* _Aim of the exercise_: Would you please reproduce all the entries exactly, leaving the pictures out?

* _Working data_:
>>>

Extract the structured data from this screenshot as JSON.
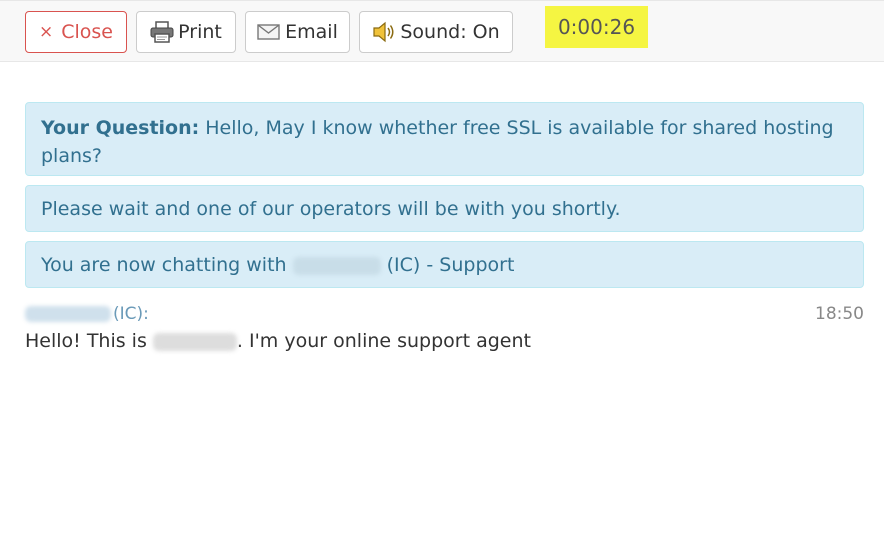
{
  "toolbar": {
    "close_label": "Close",
    "close_glyph": "×",
    "print_label": "Print",
    "email_label": "Email",
    "sound_label": "Sound: On",
    "timer": "0:00:26"
  },
  "messages": {
    "question_label": "Your Question:",
    "question_text": " Hello, May I know whether free SSL is available for shared hosting plans?",
    "wait_text": "Please wait and one of our operators will be with you shortly.",
    "chatting_prefix": "You are now chatting with ",
    "chatting_suffix": " (IC) - Support"
  },
  "chat": {
    "sender_suffix": "(IC):",
    "time": "18:50",
    "text_prefix": "Hello! This is ",
    "text_suffix": ". I'm your online support agent"
  },
  "colors": {
    "close_red": "#d9534f",
    "info_bg": "#d9edf7",
    "info_text": "#31708f",
    "timer_highlight": "#f5f542"
  }
}
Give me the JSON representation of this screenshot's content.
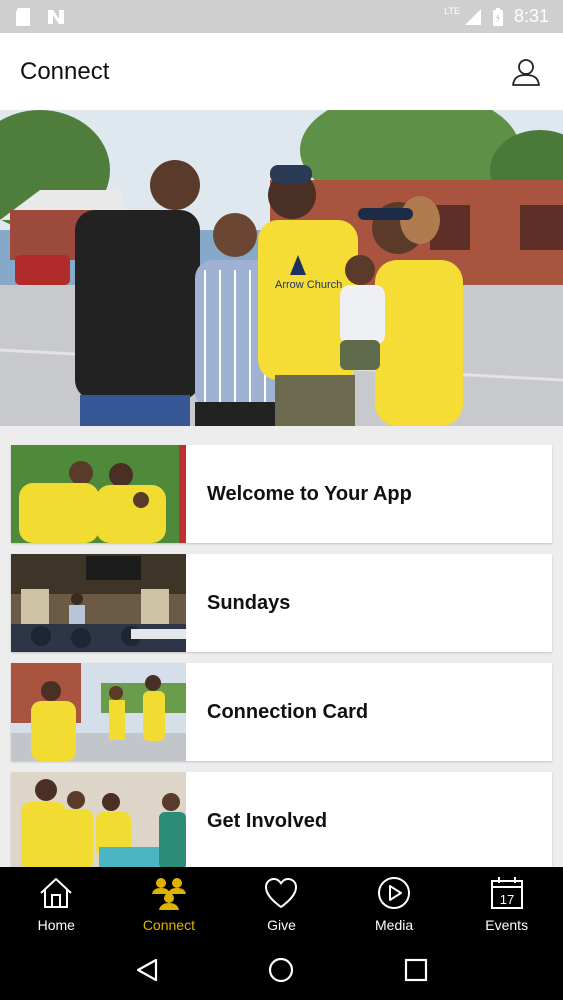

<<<

* _Written answer_:
Extract the structured data from this screenshot as JSON.
{
  "toolbar": {
    "close_label": "Close",
    "close_glyph": "×",
    "print_label": "Print",
    "email_label": "Email",
    "sound_label": "Sound: On",
    "timer": "0:00:26"
  },
  "messages": {
    "question_label": "Your Question:",
    "question_text": " Hello, May I know whether free SSL is available for shared hosting plans?",
    "wait_text": "Please wait and one of our operators will be with you shortly.",
    "chatting_prefix": "You are now chatting with ",
    "chatting_suffix": " (IC) - Support"
  },
  "chat": {
    "sender_suffix": "(IC):",
    "time": "18:50",
    "text_prefix": "Hello! This is ",
    "text_suffix": ". I'm your online support agent"
  },
  "colors": {
    "close_red": "#d9534f",
    "info_bg": "#d9edf7",
    "info_text": "#31708f",
    "timer_highlight": "#f5f542"
  }
}
Give me the JSON representation of this screenshot's content.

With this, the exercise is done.